Peter Socchi is a father of a special needs child and ardent supporter of children's civil rights. He is originally from New Jersey with a BA in Finance from Rutgers University in New Jersey. He began his career as a Financial Advisor and moved on to become the Chief Financial Officer at Fortis Corporation from 1986 to 2001. Always with an entrepreneurial spirit, he managed several small businesses and real estate investment properties before moving to Rhode Island in 2006.
BOARD MEMBER AND SECRETARY

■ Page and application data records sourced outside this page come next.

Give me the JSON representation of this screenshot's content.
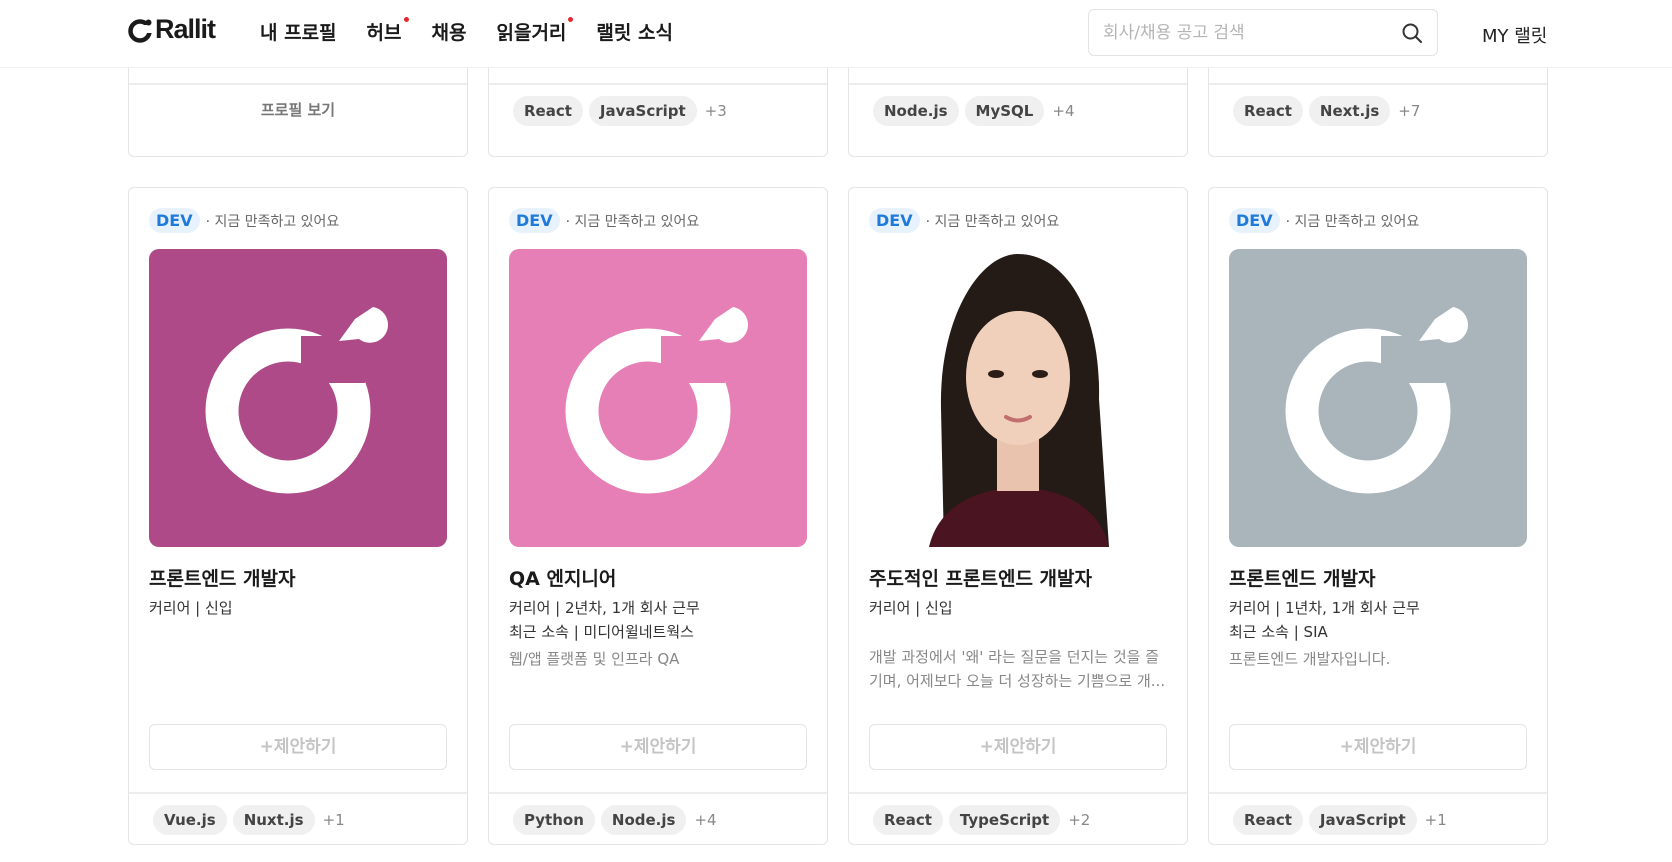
{
  "header": {
    "logo_text": "Rallit",
    "nav": [
      {
        "label": "내 프로필",
        "dot": false
      },
      {
        "label": "허브",
        "dot": true
      },
      {
        "label": "채용",
        "dot": false
      },
      {
        "label": "읽을거리",
        "dot": true
      },
      {
        "label": "랠릿 소식",
        "dot": false
      }
    ],
    "search_placeholder": "회사/채용 공고 검색",
    "my_label": "MY 랠릿"
  },
  "top_row": [
    {
      "profile_link": "프로필 보기",
      "tags": [],
      "more": ""
    },
    {
      "profile_link": "",
      "tags": [
        "React",
        "JavaScript"
      ],
      "more": "+3"
    },
    {
      "profile_link": "",
      "tags": [
        "Node.js",
        "MySQL"
      ],
      "more": "+4"
    },
    {
      "profile_link": "",
      "tags": [
        "React",
        "Next.js"
      ],
      "more": "+7"
    }
  ],
  "cards": [
    {
      "badge": "DEV",
      "status": "· 지금 만족하고 있어요",
      "avatar": {
        "type": "logo",
        "bg": "#AE4A87"
      },
      "title": "프론트엔드 개발자",
      "career": "커리어 | 신입",
      "company": "",
      "intro": "",
      "propose": "+제안하기",
      "tags": [
        "Vue.js",
        "Nuxt.js"
      ],
      "more": "+1"
    },
    {
      "badge": "DEV",
      "status": "· 지금 만족하고 있어요",
      "avatar": {
        "type": "logo",
        "bg": "#E67FB5"
      },
      "title": "QA 엔지니어",
      "career": "커리어 | 2년차, 1개 회사 근무",
      "company": "최근 소속 | 미디어윌네트웍스",
      "intro": "웹/앱 플랫폼 및 인프라 QA",
      "propose": "+제안하기",
      "tags": [
        "Python",
        "Node.js"
      ],
      "more": "+4"
    },
    {
      "badge": "DEV",
      "status": "· 지금 만족하고 있어요",
      "avatar": {
        "type": "photo",
        "bg": "#ffffff"
      },
      "title": "주도적인 프론트엔드 개발자",
      "career": "커리어 | 신입",
      "company": "",
      "intro": "개발 과정에서 '왜' 라는 질문을 던지는 것을 즐기며, 어제보다 오늘 더 성장하는 기쁨으로 개...",
      "propose": "+제안하기",
      "tags": [
        "React",
        "TypeScript"
      ],
      "more": "+2"
    },
    {
      "badge": "DEV",
      "status": "· 지금 만족하고 있어요",
      "avatar": {
        "type": "logo",
        "bg": "#A9B5BB"
      },
      "title": "프론트엔드 개발자",
      "career": "커리어 | 1년차, 1개 회사 근무",
      "company": "최근 소속 | SIA",
      "intro": "프론트엔드 개발자입니다.",
      "propose": "+제안하기",
      "tags": [
        "React",
        "JavaScript"
      ],
      "more": "+1"
    }
  ]
}
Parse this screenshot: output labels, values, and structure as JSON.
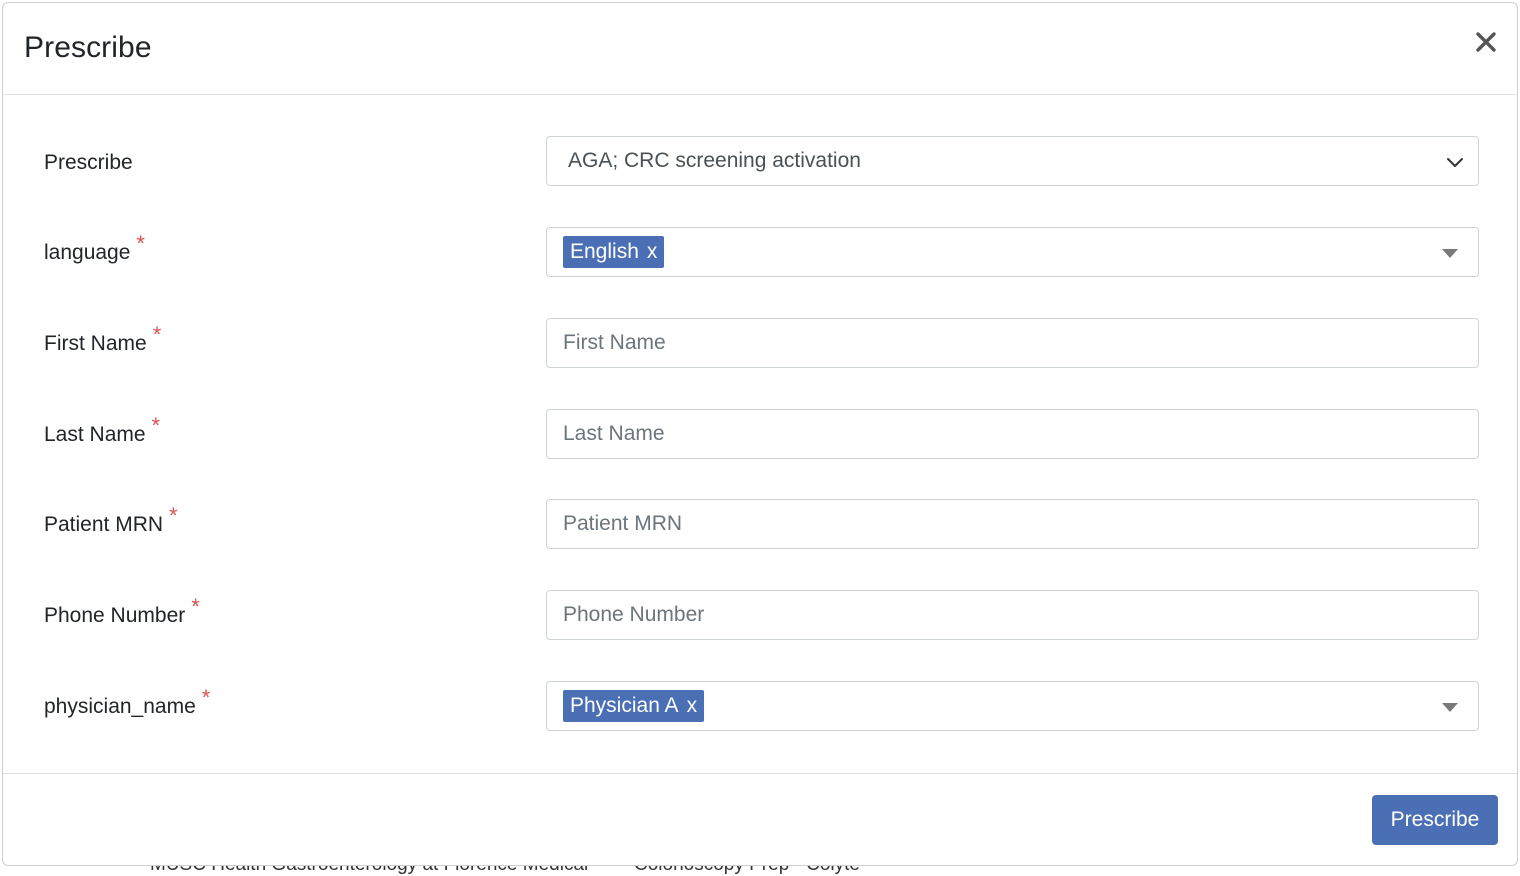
{
  "backdrop": {
    "left_text": "MUSC Health Gastroenterology at Florence Medical",
    "right_text": "Colonoscopy Prep - Colyte"
  },
  "modal": {
    "title": "Prescribe",
    "close_glyph": "×"
  },
  "form": {
    "prescribe": {
      "label": "Prescribe",
      "value": "AGA; CRC screening activation"
    },
    "language": {
      "label": "language",
      "required_mark": "*",
      "tag": "English",
      "tag_remove": "x"
    },
    "first_name": {
      "label": "First Name",
      "required_mark": "*",
      "placeholder": "First Name"
    },
    "last_name": {
      "label": "Last Name",
      "required_mark": "*",
      "placeholder": "Last Name"
    },
    "patient_mrn": {
      "label": "Patient MRN",
      "required_mark": "*",
      "placeholder": "Patient MRN"
    },
    "phone_number": {
      "label": "Phone Number",
      "required_mark": "*",
      "placeholder": "Phone Number"
    },
    "physician_name": {
      "label": "physician_name",
      "required_mark": "*",
      "tag": "Physician A",
      "tag_remove": "x"
    }
  },
  "footer": {
    "submit_label": "Prescribe"
  },
  "colors": {
    "accent": "#4a6fb5",
    "required": "#d9534f"
  },
  "icons": {
    "close": "close-icon",
    "select_chevron": "chevron-down-icon",
    "dropdown_caret": "caret-down-icon"
  }
}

David Ahlborn is an educator committed to disability justice. He graduated magna cum laude and Phi Beta Kappa from Brown University in 1988 and received an M.A. in 1995 in English from Boston University, where he was a Presidential Fellow and graduate assistant teacher. He discovered his passion for teaching students with specific language-based learning differences at Landmark School, where he taught from 1988-90 and 1995-99. He returned to Providence in 1999 to take the position of sixth grade homeroom lead teacher at the Hamilton School at Wheeler, a school-within-a-school for students with dyslexia, ADHD, and language vulnerabilities. He designed and implemented exemplary curriculum based in the principles of Orton-Gillingham. During his tenure, he also served as English Department Head from 2002-2009. In 2008, he started the Hamilton Alumni Support Program, an academic support and advisory program for students who matriculate to Wheeler’s academically rigorous upper school from Hamilton. He is also on the Executive Board of the Rhode Island Branch of the International Dyslexia Association. He is passionate about leveraging academic technology to improve outcomes for all students, and he is dedicated to creating alternative academic pathways for students with diverse needs. He is married, has two grown children, and lives with his wife, also a teacher, and three cats at the Randall-Winsor Farm in Providence.

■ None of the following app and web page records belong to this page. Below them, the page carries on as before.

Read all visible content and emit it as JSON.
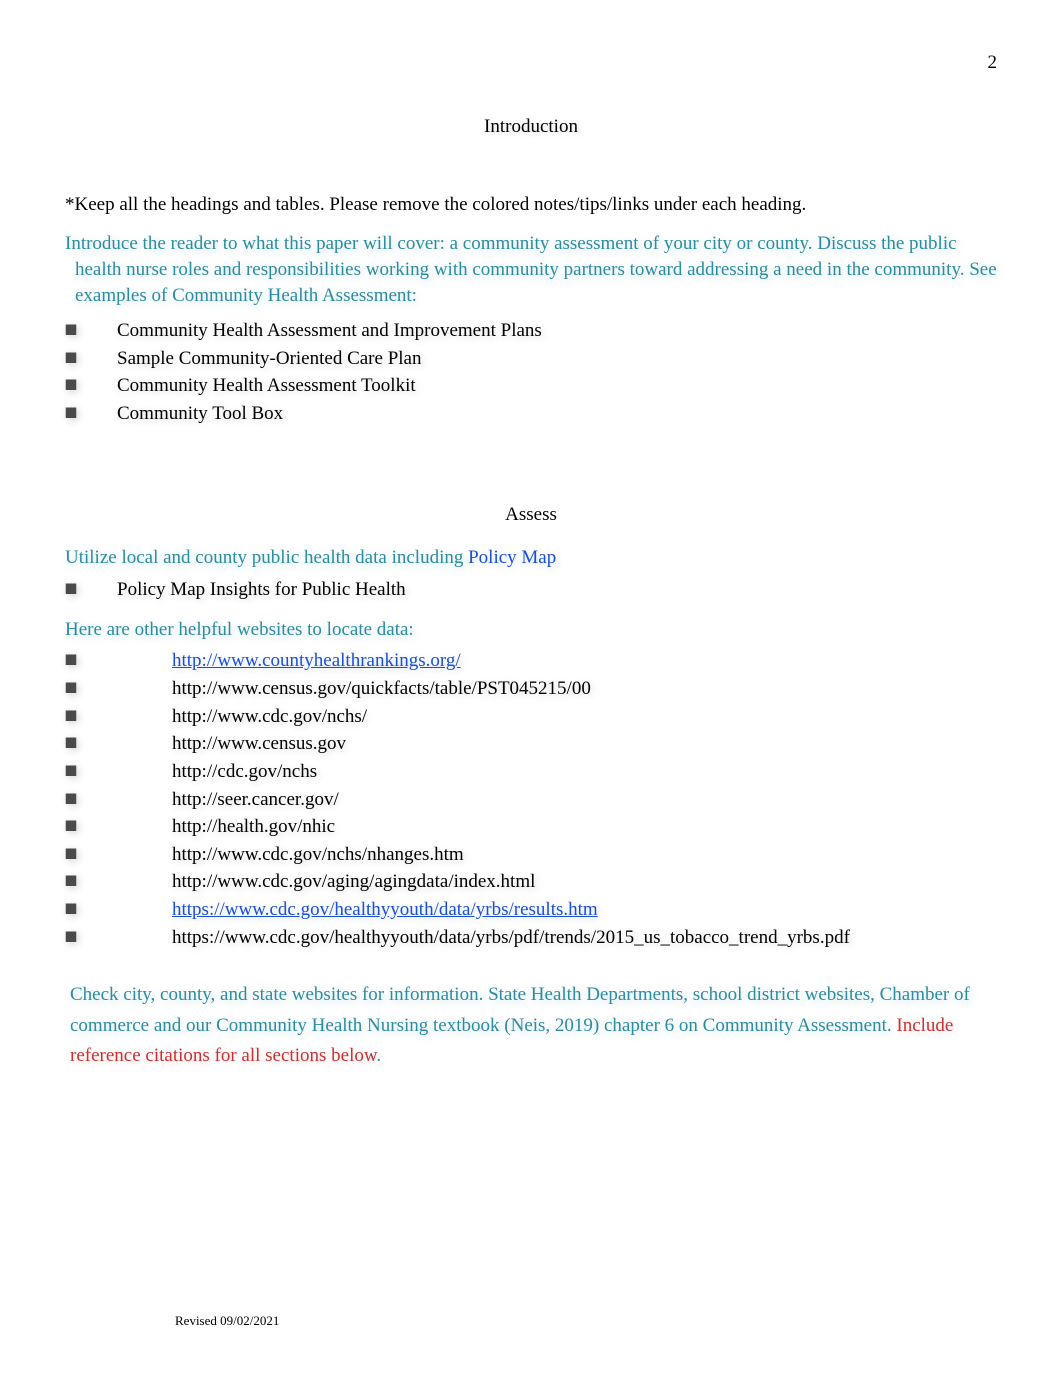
{
  "pageNumber": "2",
  "headings": {
    "intro": "Introduction",
    "assess": "Assess"
  },
  "intro": {
    "keepNote": "*Keep all the headings and tables.  Please remove the colored notes/tips/links under each heading.",
    "tealNote": "Introduce the reader to what this paper will cover: a community assessment of your city or county. Discuss the public health nurse roles and responsibilities working with community partners toward addressing a need in the community. See examples of Community Health Assessment:",
    "bullets": [
      "Community Health Assessment and Improvement Plans",
      "Sample Community-Oriented Care Plan",
      "Community Health Assessment Toolkit",
      "Community Tool Box"
    ]
  },
  "assess": {
    "lead": "Utilize local and county public health data including",
    "policyMap": " Policy Map",
    "bullet1": "Policy Map Insights for Public Health",
    "helpful": "Here are other helpful websites to locate data:",
    "links": [
      {
        "text": "http://www.countyhealthrankings.org/",
        "style": "blue-u"
      },
      {
        "text": "http://www.census.gov/quickfacts/table/PST045215/00",
        "style": "plain"
      },
      {
        "text": "http://www.cdc.gov/nchs/",
        "style": "plain"
      },
      {
        "text": "http://www.census.gov",
        "style": "plain"
      },
      {
        "text": "http://cdc.gov/nchs",
        "style": "plain"
      },
      {
        "text": "http://seer.cancer.gov/",
        "style": "plain"
      },
      {
        "text": "http://health.gov/nhic",
        "style": "plain"
      },
      {
        "text": "http://www.cdc.gov/nchs/nhanges.htm",
        "style": "plain"
      },
      {
        "text": "http://www.cdc.gov/aging/agingdata/index.html",
        "style": "plain"
      },
      {
        "text": "https://www.cdc.gov/healthyyouth/data/yrbs/results.htm",
        "style": "blue-u"
      },
      {
        "text": "https://www.cdc.gov/healthyyouth/data/yrbs/pdf/trends/2015_us_tobacco_trend_yrbs.pdf",
        "style": "plain"
      }
    ],
    "closingTeal": "Check city, county, and state websites for information. State Health Departments, school district websites, Chamber of commerce and our Community Health Nursing textbook (Neis, 2019) chapter 6 on Community Assessment.  ",
    "closingRed": "Include reference citations for all sections below",
    "closingDot": "."
  },
  "footer": "Revised 09/02/2021",
  "marker": "⯀"
}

Mr. Santiago has over a decade of experience working as a teacher, trainer, and facilitator, across a range of industries. He is a subject matter expert (SME) on utilization of blended environments to establish informational and cultural contact zones, and designing community learning networks (CLN). He has applied his skills to content development for educational programs, documentaries, cultural leadership applications, workshops and trainings, and social change projects as a digital literacy advocate. Mr. Santiago's goal is to create works that bring about conversation, raise awareness, and share experiences of those who have struggled to be heard. Mr. Santiago was the President of Santiago, Inc., which had become one of the largest emerging Community Learning Networks (CLN) seeking to encourage a participatory culture on a global scale. Mr. Santiago has a Masters in Psychology, and is A.B.D. for a PhD in Industrial and Organizational Psychology.